There is still a lot unknown about the upcoming school year in Seattle, but one thing is for sure: it’s a really tough time to be a parent.

In addition to worries about the health and safety of children and families in the pandemic, many parents have to contend with COVID-related job losses and financial stress. Many face tough choices around how to safely provide care and schooling for their children while working at the same time.

With school starting in just two weeks, the district does not have a plan for how it will educate over 50,000 students. While we do finally know it will start online, the details of how it will work are being hashed out.

After experiencing the lost spring of online education that seemed at the time to be a one-off, students, parents and educators are looking ahead at a fall and beyond of online education that few districts expected or prepared for. 

So against that backdrop, it’s understandable that parents across the country have taken matters into their own hands. Parents are trying to figure out how they can ensure their students maintain social and emotional connections with peers, get outside the house and actually learn something, too.

Many are turning to the concept of “pandemic pods,” which can look a number of different ways but often involve a small cluster of parents combining resources to hire a tutor or a teacher to help a cohort of students through remote learning or provide supplemental in-person instruction. Interest in the concept has surged in past weeks, with one national “pandemic pod” Facebook group boasting 38,000 members and counting.


But nearly as soon as the pod concept started to take off, questions about equity followed. Who would be left behind when better resourced parents pooled their money for private instruction for a few?

Erin Okuno, executive director of the Southeast Seattle Education Coalition, which works to promote equity for all children, said while some parents are worrying about their children falling behind, others don’t even have internet access to get to the starting line. 

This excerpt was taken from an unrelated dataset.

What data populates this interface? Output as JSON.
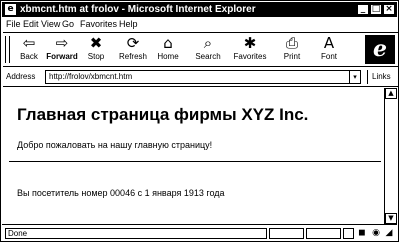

“If you have a handful of kids who are getting intense one-on-one tutoring or instruction,” she said, “but the other students — especially those that are already living in poverty or English isn’t their first language or other things — and they all returned to the classroom, the teacher is not going to hold back the students who got tutoring to let the rest of the class catch up.”

The preexisting condition of inequity in education makes COVID’s impacts much more of a danger to learning for those furthest from educational justice. And Black, Latino, Native and Pacific Islander families are hit hardest by the health impacts from the virus. Sharonne Navas, the co-founder and executive director of the Equity in Education Coalition, says we need to approach the question differently.

“We need to see what is the most beneficial for the students and the communities that are getting the virus the most and need the most educational support, and then build from there what the educational system should look like,” Navas said.

Families who are trying to find better options for their kids don’t fall neatly into a box. Some parents of color are looking at the option of pods and home schooling in part because they want their students’ schooling to better reflect them.


Lara Mae Chollette is one of those parents. She is a mom to two students in the Renton School District who is forming a home schooling co-op with mostly other parents of color. 

Chollette started thinking about the idea in the spring while she tried to support her elementary and middle-school-aged kids through online learning. She appreciated the work the district put in to try to make the experience a good one for students, but it was a difficult situation all around, she said. Now she has become excited by the possibility of teaching her kids more about their own cultures and current events plus topics the kids are interested in, such as architecture and entrepreneurship. Chollette is exploring how to share teaching responsibilities with other parents. 

Maple Elementary parent Sarah Igawa is taking a different approach for her three children, ages 4, 6 and 8. She encourages parents to pause and consider if pods are valuable and necessary for some kids, how could we work with the schools to make them available for all?

This is exactly what is being done in other parts of the country. One school district outside of Denver, for example, is racing to figure out planning and logistics for “pods for all.”

“I want to come out of this saying that we’re all together, we’re connected, we’re supporting each other. We care about each other,” Igawa said. 

“That’s the society and that’s the future I want for my kids more than them saying I learned the most possible and I didn’t get behind academically,” she said. “I believe that helping our kids to learn how to be members of a just and caring society and be a part of that community, is a more important outcome than my kids getting every single educational advantage that they can.”